[2] J. B. S. Calderón, “Econometrics.jl,” Proc JuliaCon Conf, doi: 10.21105/jcon.00038.

[3] M. Bierlaire, “A short introduction to PandasBiogeme,” Ecole Poltechnique Fédérale de Lausanne, Lausanne, TRANSP-OR 200605, Jun. 2020. Available: https://transp-or.epfl.ch/documents/technicalReports/Bier20.pdf

[4] S. Hess and D. Palma, “Apollo: A flexible, powerful and customisable freeware package for choice model estimation and application,” J Choice Model, doi: 10.1016/j.jocm.2019.100170.

[5] K. Train, Discrete Choice Methods with Simulation. Cambridge, UK: Cambridge University Press, 2009.

[6] M. Besançon et al., “Distributions.jl: Definition and Modeling of Probability Distributions in the JuliaStats Ecosystem,” J Stat Soft, doi: 10.18637/jss.v098.i16.

Matthew Bhagat-Conway is an Assistant Professor in the Department of City and Regional Planning. His research interests are in travel behavior, urban transportation, and statistical methods for transportation data analysis. He is also jointly appointed in the Odum Institute for Research in the Social Sciences, where he is available to assist researchers with statistics and data analysis.

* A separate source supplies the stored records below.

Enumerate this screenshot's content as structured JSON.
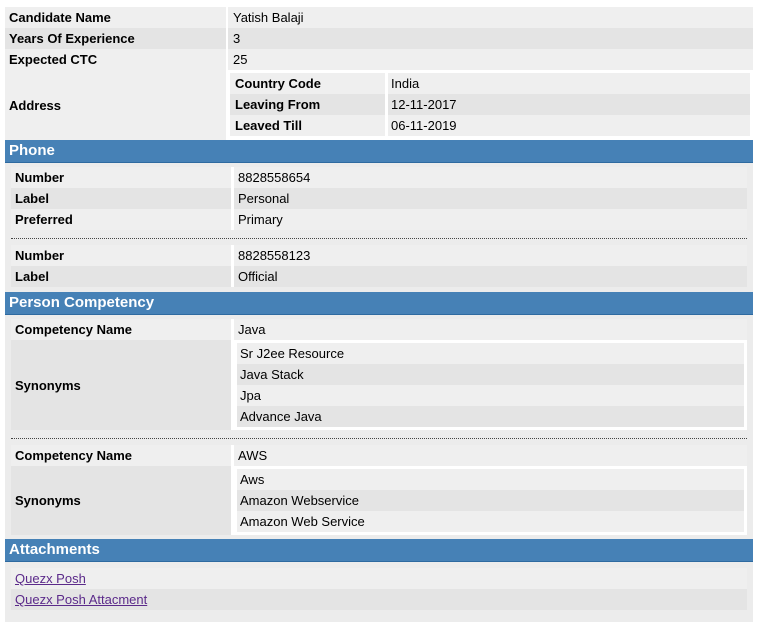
{
  "candidate": {
    "name_label": "Candidate Name",
    "name_value": "Yatish Balaji",
    "exp_label": "Years Of Experience",
    "exp_value": "3",
    "ctc_label": "Expected CTC",
    "ctc_value": "25",
    "address_label": "Address",
    "address": [
      {
        "label": "Country Code",
        "value": "India"
      },
      {
        "label": "Leaving From",
        "value": "12-11-2017"
      },
      {
        "label": "Leaved Till",
        "value": "06-11-2019"
      }
    ]
  },
  "phone": {
    "heading": "Phone",
    "entries": [
      {
        "number_label": "Number",
        "number": "8828558654",
        "label_label": "Label",
        "label": "Personal",
        "preferred_label": "Preferred",
        "preferred": "Primary"
      },
      {
        "number_label": "Number",
        "number": "8828558123",
        "label_label": "Label",
        "label": "Official"
      }
    ]
  },
  "competency": {
    "heading": "Person Competency",
    "entries": [
      {
        "name_label": "Competency Name",
        "name": "Java",
        "synonyms_label": "Synonyms",
        "synonyms": [
          "Sr J2ee Resource",
          "Java Stack",
          "Jpa",
          "Advance Java"
        ]
      },
      {
        "name_label": "Competency Name",
        "name": "AWS",
        "synonyms_label": "Synonyms",
        "synonyms": [
          "Aws",
          "Amazon Webservice",
          "Amazon Web Service"
        ]
      }
    ]
  },
  "attachments": {
    "heading": "Attachments",
    "links": [
      "Quezx Posh",
      "Quezx Posh Attacment"
    ]
  }
}
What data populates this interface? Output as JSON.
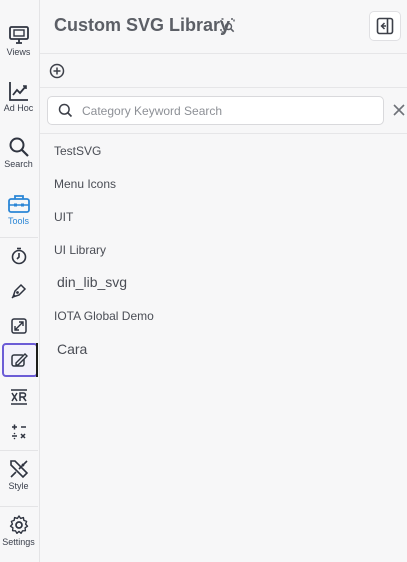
{
  "rail": {
    "views": "Views",
    "adhoc": "Ad Hoc",
    "search": "Search",
    "tools": "Tools",
    "style": "Style",
    "settings": "Settings"
  },
  "panel": {
    "title": "Custom SVG Library",
    "search_placeholder": "Category Keyword Search",
    "items": [
      "TestSVG",
      "Menu Icons",
      "UIT",
      "UI Library",
      "din_lib_svg",
      "IOTA Global Demo",
      "Cara"
    ]
  },
  "colors": {
    "accent": "#2b86d6",
    "tool_highlight": "#6b5bd6"
  }
}
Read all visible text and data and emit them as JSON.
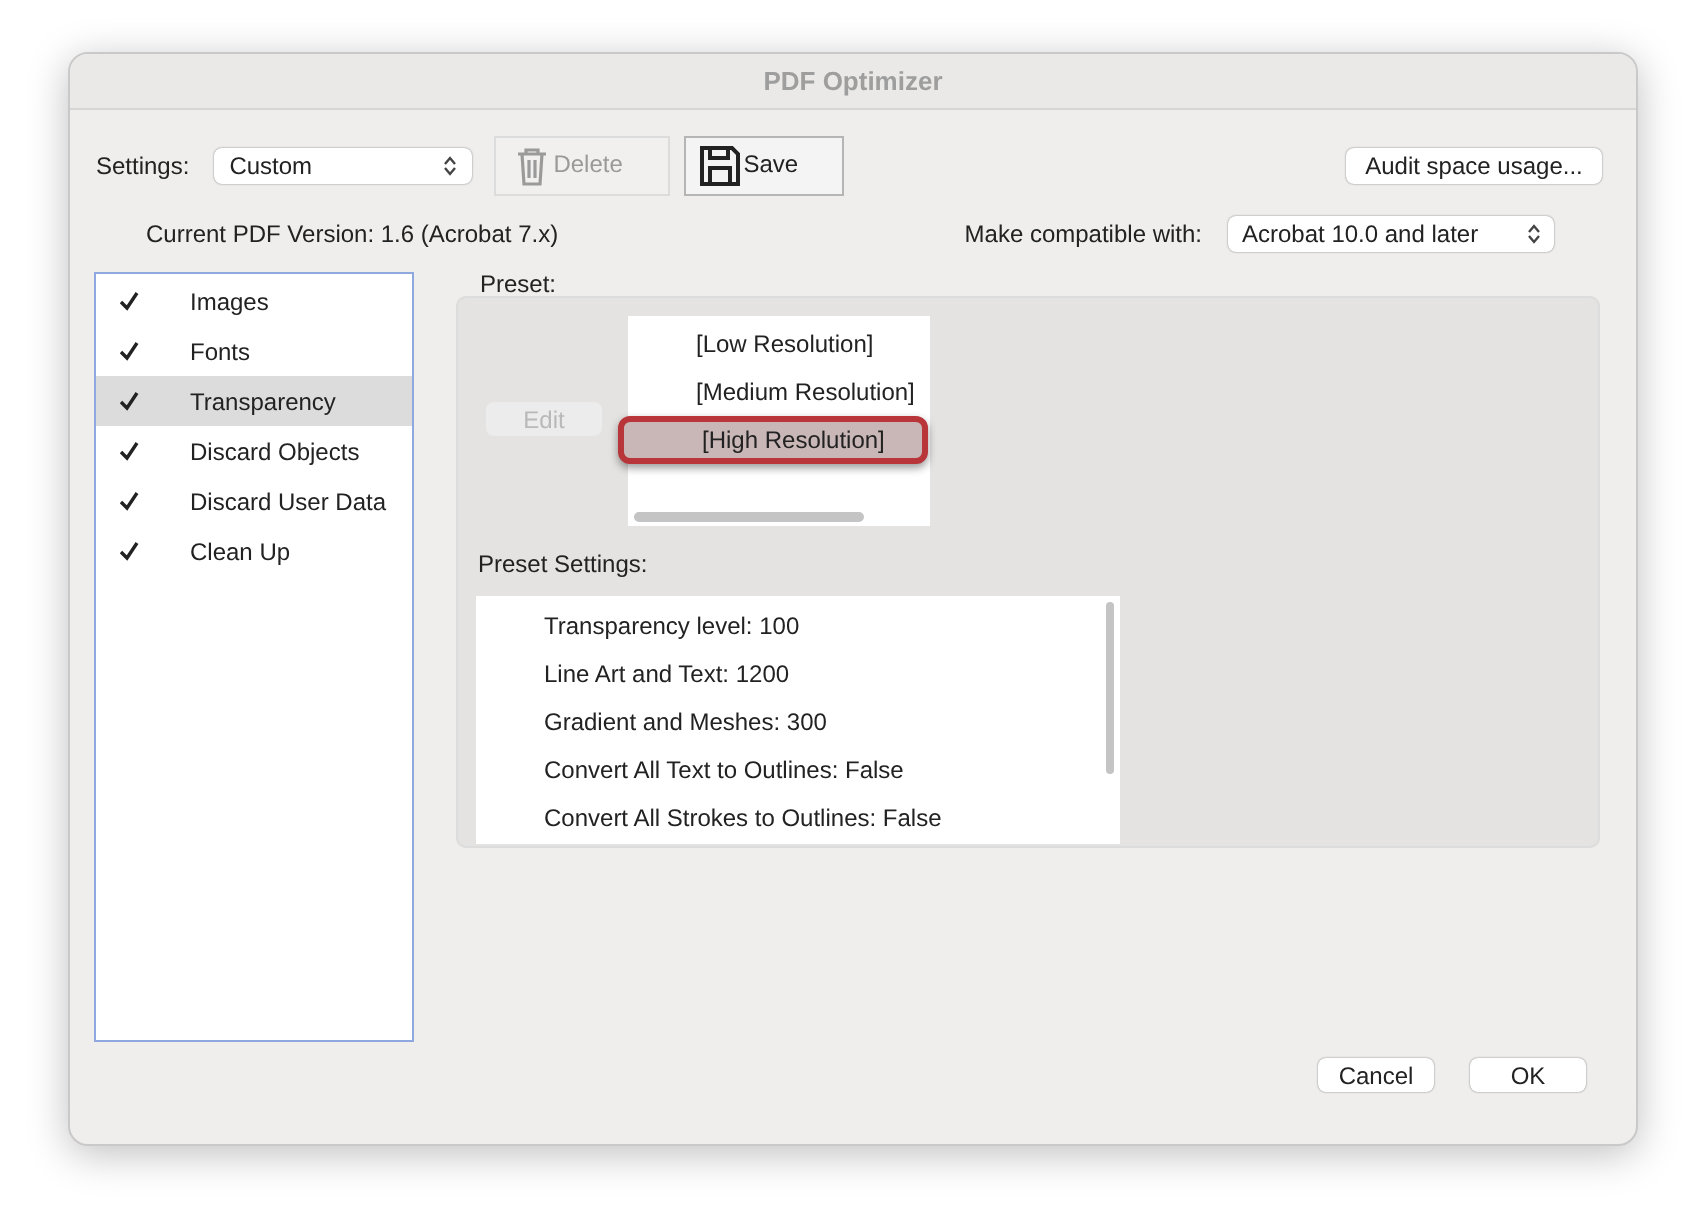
{
  "window": {
    "title": "PDF Optimizer"
  },
  "settings": {
    "label": "Settings:",
    "value": "Custom"
  },
  "toolbar_buttons": [
    {
      "label": "Delete",
      "kind": "trash",
      "disabled": true
    },
    {
      "label": "Save",
      "kind": "disk",
      "disabled": false
    }
  ],
  "audit_button": "Audit space usage...",
  "current_version": "Current PDF Version: 1.6 (Acrobat 7.x)",
  "compatibility": {
    "label": "Make compatible with:",
    "value": "Acrobat 10.0 and later"
  },
  "panels": [
    {
      "label": "Images",
      "checked": true,
      "selected": false
    },
    {
      "label": "Fonts",
      "checked": true,
      "selected": false
    },
    {
      "label": "Transparency",
      "checked": true,
      "selected": true
    },
    {
      "label": "Discard Objects",
      "checked": true,
      "selected": false
    },
    {
      "label": "Discard User Data",
      "checked": true,
      "selected": false
    },
    {
      "label": "Clean Up",
      "checked": true,
      "selected": false
    }
  ],
  "preset": {
    "label": "Preset:",
    "edit_button": {
      "label": "Edit",
      "disabled": true
    },
    "items": [
      {
        "label": "[Low Resolution]",
        "selected": false,
        "highlighted": false
      },
      {
        "label": "[Medium Resolution]",
        "selected": false,
        "highlighted": false
      },
      {
        "label": "[High Resolution]",
        "selected": true,
        "highlighted": true
      }
    ]
  },
  "preset_settings": {
    "label": "Preset Settings:",
    "lines": [
      "Transparency level: 100",
      "Line Art and Text: 1200",
      "Gradient and Meshes: 300",
      "Convert All Text to Outlines: False",
      "Convert All Strokes to Outlines: False"
    ]
  },
  "buttons": [
    "Cancel",
    "OK"
  ]
}
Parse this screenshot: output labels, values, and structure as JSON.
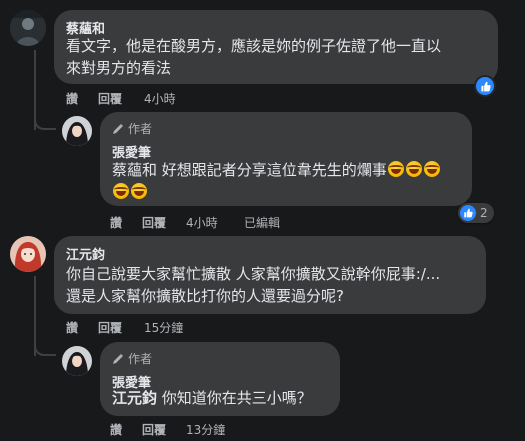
{
  "comments": [
    {
      "author": "蔡蘊和",
      "text_line1": "看文字，他是在酸男方，應該是妳的例子佐證了他一直以",
      "text_line2": "來對男方的看法",
      "actions": {
        "like": "讚",
        "reply": "回覆",
        "time": "4小時"
      }
    },
    {
      "badge": "作者",
      "author": "張愛筆",
      "mention": "蔡蘊和",
      "text_line1_rest": " 好想跟記者分享這位韋先生的爛事",
      "actions": {
        "like": "讚",
        "reply": "回覆",
        "time": "4小時",
        "edited": "已編輯"
      },
      "reaction_count": "2"
    },
    {
      "author": "江元鈞",
      "text_line1": "你自己說要大家幫忙擴散 人家幫你擴散又說幹你屁事:/...",
      "text_line2": "還是人家幫你擴散比打你的人還要過分呢?",
      "actions": {
        "like": "讚",
        "reply": "回覆",
        "time": "15分鐘"
      }
    },
    {
      "badge": "作者",
      "author": "張愛筆",
      "mention": "江元鈞",
      "text_rest": " 你知道你在共三小嗎？",
      "actions": {
        "like": "讚",
        "reply": "回覆",
        "time": "13分鐘"
      }
    }
  ],
  "icons": {
    "like": "thumbs-up-icon",
    "author_badge": "pencil-icon",
    "emoji": "rolling-on-floor-laughing-emoji"
  },
  "colors": {
    "background": "#18191a",
    "bubble": "#3a3b3c",
    "like_blue": "#2d88ff"
  }
}
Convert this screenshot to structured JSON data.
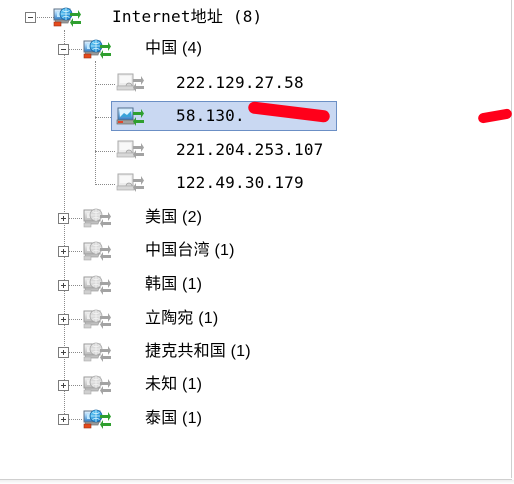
{
  "tree": {
    "root": {
      "label": "Internet地址 (8)",
      "expanded": true,
      "icon": "network-computer-green-icon"
    },
    "china": {
      "label": "中国 (4)",
      "expanded": true,
      "icon": "network-computer-green-icon",
      "children": [
        {
          "label": "222.129.27.58",
          "icon": "computer-offline-icon",
          "selected": false
        },
        {
          "label": "58.130.",
          "icon": "computer-online-icon",
          "selected": true,
          "partially_redacted": true
        },
        {
          "label": "221.204.253.107",
          "icon": "computer-offline-icon",
          "selected": false
        },
        {
          "label": "122.49.30.179",
          "icon": "computer-offline-icon",
          "selected": false
        }
      ]
    },
    "countries": [
      {
        "label": "美国 (2)",
        "expanded": false,
        "icon": "network-computer-gray-icon"
      },
      {
        "label": "中国台湾 (1)",
        "expanded": false,
        "icon": "network-computer-gray-icon"
      },
      {
        "label": "韩国 (1)",
        "expanded": false,
        "icon": "network-computer-gray-icon"
      },
      {
        "label": "立陶宛 (1)",
        "expanded": false,
        "icon": "network-computer-gray-icon"
      },
      {
        "label": "捷克共和国 (1)",
        "expanded": false,
        "icon": "network-computer-gray-icon"
      },
      {
        "label": "未知 (1)",
        "expanded": false,
        "icon": "network-computer-gray-icon"
      },
      {
        "label": "泰国 (1)",
        "expanded": false,
        "icon": "network-computer-green-icon"
      }
    ]
  },
  "colors": {
    "selection_fill": "#c9d8f2",
    "selection_border": "#6b8fc5",
    "redaction_red": "#ff001a",
    "active_arrow_green": "#2f9f2f",
    "inactive_arrow_gray": "#a3a3a3"
  }
}
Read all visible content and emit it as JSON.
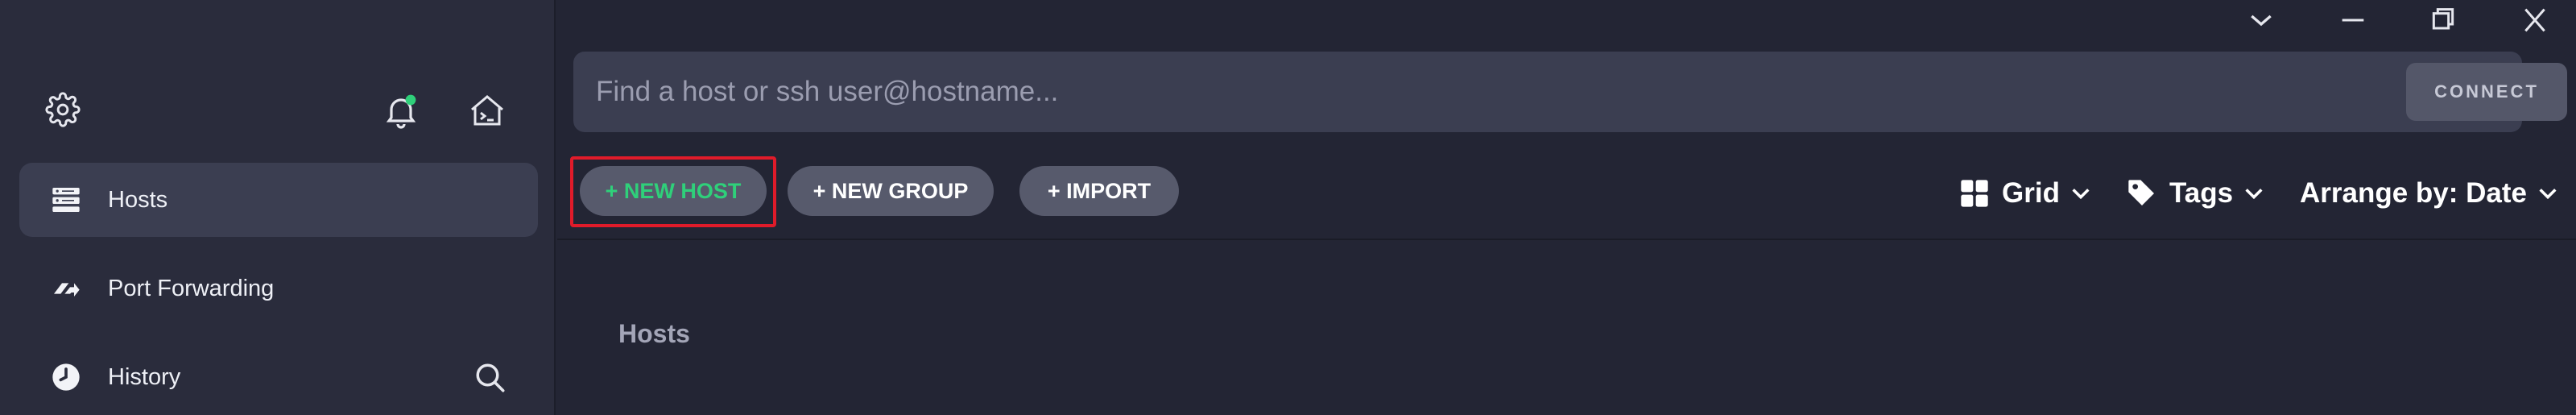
{
  "sidebar": {
    "icons": {
      "settings": "gear-icon",
      "notifications": "bell-icon",
      "local_terminal": "terminal-home-icon",
      "search": "search-icon"
    },
    "notification_dot_color": "#2fd07a",
    "items": [
      {
        "label": "Hosts",
        "icon": "hosts-icon",
        "active": true
      },
      {
        "label": "Port Forwarding",
        "icon": "port-forwarding-icon",
        "active": false
      },
      {
        "label": "History",
        "icon": "history-icon",
        "active": false
      }
    ]
  },
  "window_controls": [
    "chevron-down-icon",
    "minimize-icon",
    "restore-icon",
    "close-icon"
  ],
  "search": {
    "placeholder": "Find a host or ssh user@hostname...",
    "value": "",
    "connect_label": "CONNECT"
  },
  "toolbar": {
    "new_host_label": "+ NEW HOST",
    "new_group_label": "+ NEW GROUP",
    "import_label": "+ IMPORT",
    "view_label": "Grid",
    "tags_label": "Tags",
    "arrange_label": "Arrange by: Date"
  },
  "main": {
    "section_title": "Hosts"
  },
  "colors": {
    "accent": "#2fd07a",
    "highlight": "#e01b2a",
    "background": "#232534",
    "sidebar": "#2a2c3c"
  }
}
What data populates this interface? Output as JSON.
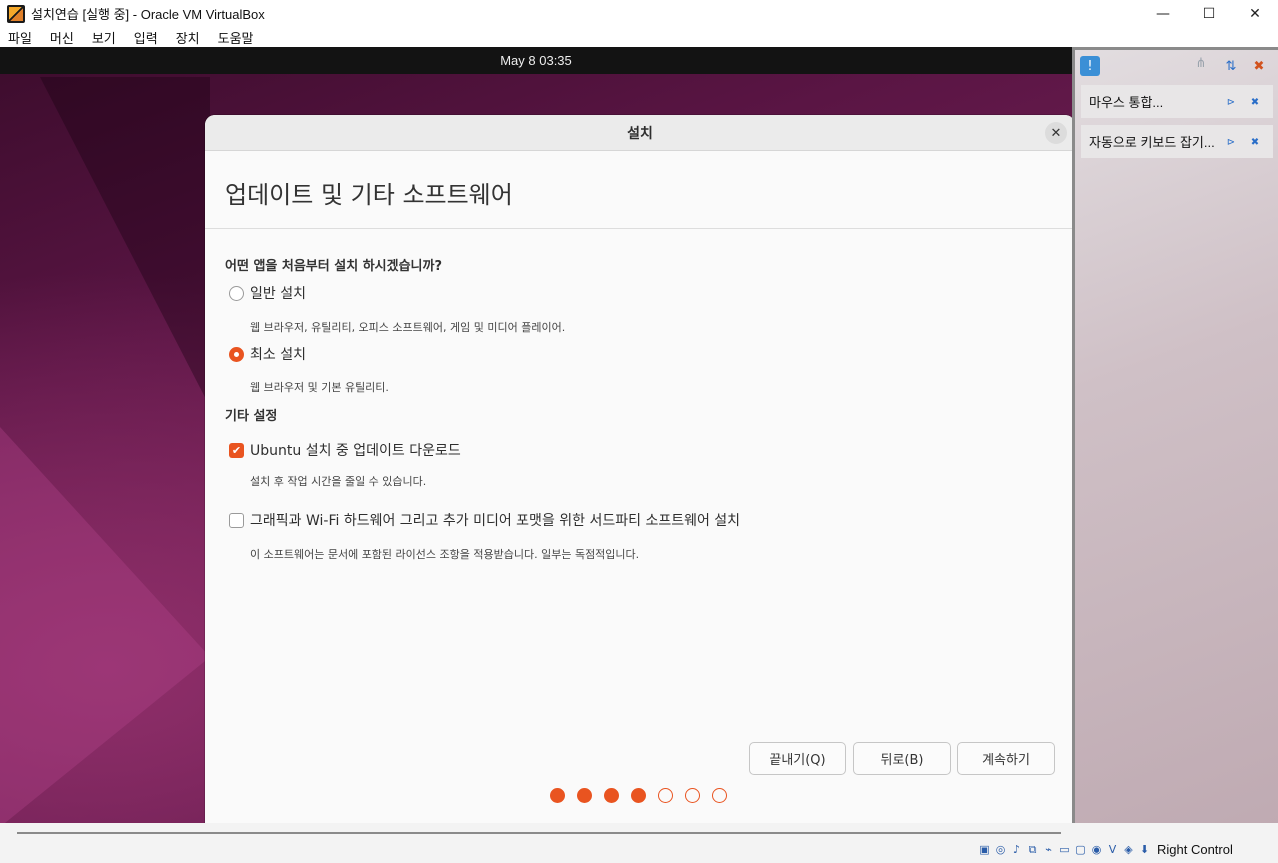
{
  "window": {
    "title": "설치연습 [실행 중] - Oracle VM VirtualBox",
    "minimize": "—",
    "maximize": "☐",
    "close": "✕"
  },
  "menubar": {
    "items": [
      "파일",
      "머신",
      "보기",
      "입력",
      "장치",
      "도움말"
    ]
  },
  "guest": {
    "clock": "May 8  03:35"
  },
  "installer": {
    "dialog_title": "설치",
    "close_glyph": "✕",
    "heading": "업데이트 및 기타 소프트웨어",
    "question": "어떤 앱을 처음부터 설치 하시겠습니까?",
    "normal_label": "일반 설치",
    "normal_desc": "웹 브라우저, 유틸리티, 오피스  소프트웨어, 게임 및 미디어 플레이어.",
    "minimal_label": "최소 설치",
    "minimal_desc": "웹 브라우저 및 기본 유틸리티.",
    "selected_install": "최소 설치",
    "other_settings": "기타 설정",
    "updates_label": "Ubuntu 설치 중 업데이트 다운로드",
    "updates_desc": "설치 후 작업 시간을 줄일 수 있습니다.",
    "updates_checked": true,
    "thirdparty_label": "그래픽과 Wi-Fi 하드웨어 그리고 추가 미디어 포맷을 위한 서드파티 소프트웨어 설치",
    "thirdparty_desc": "이 소프트웨어는 문서에 포함된 라이선스 조항을 적용받습니다. 일부는 독점적입니다.",
    "thirdparty_checked": false,
    "quit_button": "끝내기(Q)",
    "back_button": "뒤로(B)",
    "continue_button": "계속하기",
    "progress_total_steps": 7,
    "progress_current_step": 4,
    "accent": "#e95420"
  },
  "notifications": {
    "items": [
      "마우스 통합...",
      "자동으로 키보드 잡기..."
    ]
  },
  "statusbar": {
    "host_key": "Right Control",
    "icons": [
      "hard-disk-icon",
      "optical-drive-icon",
      "audio-icon",
      "network-icon",
      "usb-icon",
      "shared-folder-icon",
      "display-icon",
      "recording-icon",
      "virtualization-icon",
      "mouse-integration-icon",
      "keyboard-capture-icon"
    ]
  }
}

Dr. Bhagat-Conway has a PhD and MA in Geography from Arizona State University, and a BA in Geography from the University of California, Santa Barbara. Prior to graduate school, he was a software developer and project manager for Conveyal, a public transport planning consulting firm, and a fellow in the Data Science for Social Good fellowship at the University of Chicago.